The man who lives in his eyes is continually confronted with scenes and spectacles that compel his attention and admiration and demand an adequate reaction. To pass on without pause is impossible and to continue after purely mental applause is unsatisfactory; some real tribute must be paid 2Olive Cook’s Preface (page 7) to ‘All the Photo Tricks.
His debt to Atget comes through in his Villa Garzoni photograph, and indeed many of his photographs are devoid of people, although not the signs of people:
Smith was a traditionalist eschewing new camera technology (his favourite camera was mahogany and brass half-plate Ruby) and unusual framing positions. At a time when 35mm reportage photography held sway and architectural photography was experimenting with stylised wide angle viewpoints Smith remained anchored to a more naturalistic expression of images, preferring natural light and ‘normal’ vantage points.
This attitude was not born from a refusal to participate in photography’s progression from 19th century sensibilities.

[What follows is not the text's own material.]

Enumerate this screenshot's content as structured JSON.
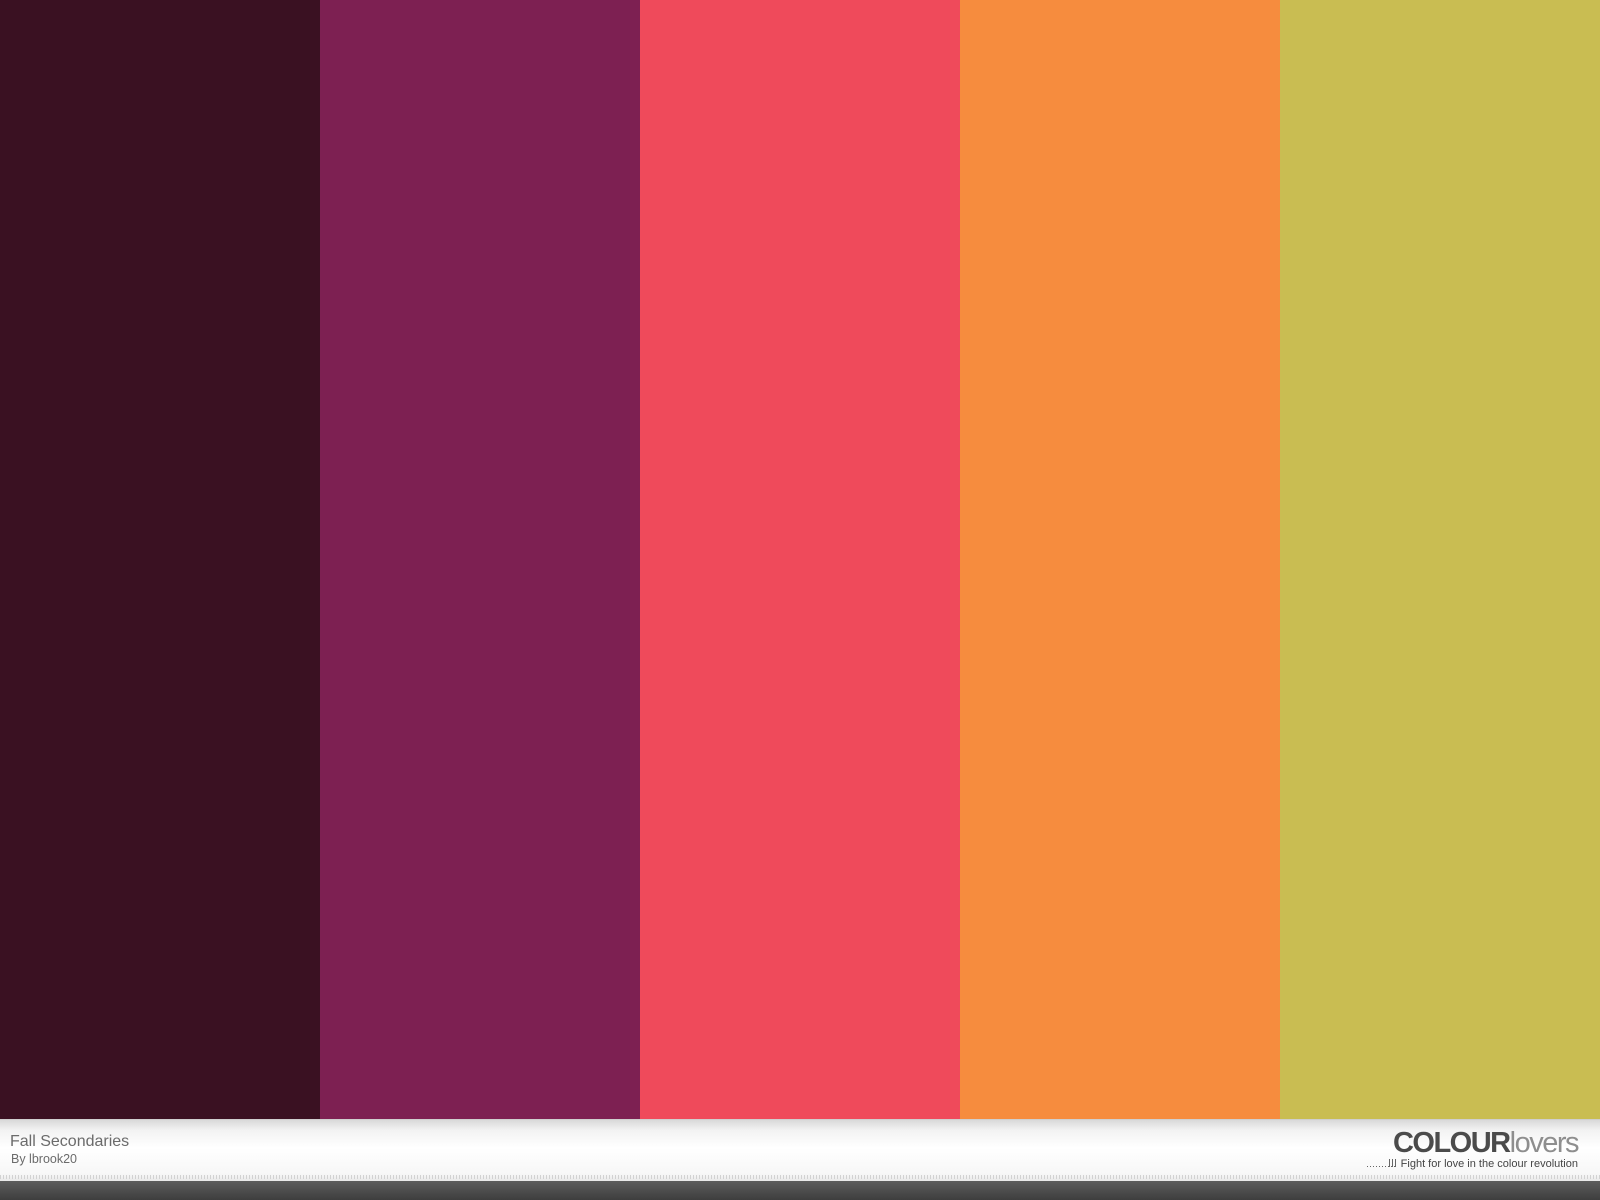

Rather, if I am reading between the lines correctly, Smith was more interested in the purely visual, not some transcendental notion of the image.
The idea of ‘co-operating with the inevitable’, as he was fond of saying, sums it up well. I can imagine Smith walking through life, looking for views that somehow were in ‘sympathy’ with him. It is this attitude, this feeling of sympathy that I find so interesting, but difficult to get across.
Perhaps an approximate concept is J.J. Gibson’s ‘Affordance’. It is not a private perceptual experience that comes from a scene that opens up in front of you, although indeed that will happen as you walk with your eyes. An affordance is independent of an individual’s ability to recognize it or even take advantage of it. Affordance is a relational state of affairs which the environment offers and whose recognition depends on a person’s intentions and capabilities. Tracking through an affordance feels like ‘cooperating with the inevitable’.
Edwin Smith was particularly adept at recognizing these relational states of affair. Some of my favourite Smith photographs can be found at my pinterest page.